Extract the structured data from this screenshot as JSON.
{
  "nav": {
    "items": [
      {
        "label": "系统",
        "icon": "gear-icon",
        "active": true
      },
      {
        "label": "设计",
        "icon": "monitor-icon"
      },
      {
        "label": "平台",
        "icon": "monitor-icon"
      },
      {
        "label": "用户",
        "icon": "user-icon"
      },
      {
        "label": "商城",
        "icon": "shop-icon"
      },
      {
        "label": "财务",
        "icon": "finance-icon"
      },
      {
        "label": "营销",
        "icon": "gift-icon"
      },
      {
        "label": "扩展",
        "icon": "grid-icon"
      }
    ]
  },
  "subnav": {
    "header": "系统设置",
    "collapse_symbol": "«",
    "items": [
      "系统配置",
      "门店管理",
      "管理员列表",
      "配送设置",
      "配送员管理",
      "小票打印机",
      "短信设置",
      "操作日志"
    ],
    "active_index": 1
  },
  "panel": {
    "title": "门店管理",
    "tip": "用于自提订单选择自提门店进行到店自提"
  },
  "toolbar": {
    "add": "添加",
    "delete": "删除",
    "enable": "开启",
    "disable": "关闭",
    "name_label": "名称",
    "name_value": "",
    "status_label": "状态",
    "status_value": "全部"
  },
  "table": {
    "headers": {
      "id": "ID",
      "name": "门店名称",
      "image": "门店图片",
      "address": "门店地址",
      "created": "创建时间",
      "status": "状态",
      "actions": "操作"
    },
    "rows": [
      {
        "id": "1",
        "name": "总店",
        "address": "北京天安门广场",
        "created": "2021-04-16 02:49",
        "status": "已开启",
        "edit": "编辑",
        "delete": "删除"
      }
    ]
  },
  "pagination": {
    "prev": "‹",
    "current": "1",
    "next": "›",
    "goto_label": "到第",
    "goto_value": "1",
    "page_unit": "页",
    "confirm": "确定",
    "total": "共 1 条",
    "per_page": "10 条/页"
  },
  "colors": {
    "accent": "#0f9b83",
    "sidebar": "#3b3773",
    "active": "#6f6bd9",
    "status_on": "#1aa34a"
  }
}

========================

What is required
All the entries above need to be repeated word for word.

Answer for the task
Extract the structured data from this screenshot as JSON.
{
  "nav": {
    "items": [
      {
        "label": "系统",
        "icon": "gear-icon",
        "active": true
      },
      {
        "label": "设计",
        "icon": "monitor-icon"
      },
      {
        "label": "平台",
        "icon": "monitor-icon"
      },
      {
        "label": "用户",
        "icon": "user-icon"
      },
      {
        "label": "商城",
        "icon": "shop-icon"
      },
      {
        "label": "财务",
        "icon": "finance-icon"
      },
      {
        "label": "营销",
        "icon": "gift-icon"
      },
      {
        "label": "扩展",
        "icon": "grid-icon"
      }
    ]
  },
  "subnav": {
    "header": "系统设置",
    "collapse_symbol": "«",
    "items": [
      "系统配置",
      "门店管理",
      "管理员列表",
      "配送设置",
      "配送员管理",
      "小票打印机",
      "短信设置",
      "操作日志"
    ],
    "active_index": 1
  },
  "panel": {
    "title": "门店管理",
    "tip": "用于自提订单选择自提门店进行到店自提"
  },
  "toolbar": {
    "add": "添加",
    "delete": "删除",
    "enable": "开启",
    "disable": "关闭",
    "name_label": "名称",
    "name_value": "",
    "status_label": "状态",
    "status_value": "全部"
  },
  "table": {
    "headers": {
      "id": "ID",
      "name": "门店名称",
      "image": "门店图片",
      "address": "门店地址",
      "created": "创建时间",
      "status": "状态",
      "actions": "操作"
    },
    "rows": [
      {
        "id": "1",
        "name": "总店",
        "address": "北京天安门广场",
        "created": "2021-04-16 02:49",
        "status": "已开启",
        "edit": "编辑",
        "delete": "删除"
      }
    ]
  },
  "pagination": {
    "prev": "‹",
    "current": "1",
    "next": "›",
    "goto_label": "到第",
    "goto_value": "1",
    "page_unit": "页",
    "confirm": "确定",
    "total": "共 1 条",
    "per_page": "10 条/页"
  },
  "colors": {
    "accent": "#0f9b83",
    "sidebar": "#3b3773",
    "active": "#6f6bd9",
    "status_on": "#1aa34a"
  }
}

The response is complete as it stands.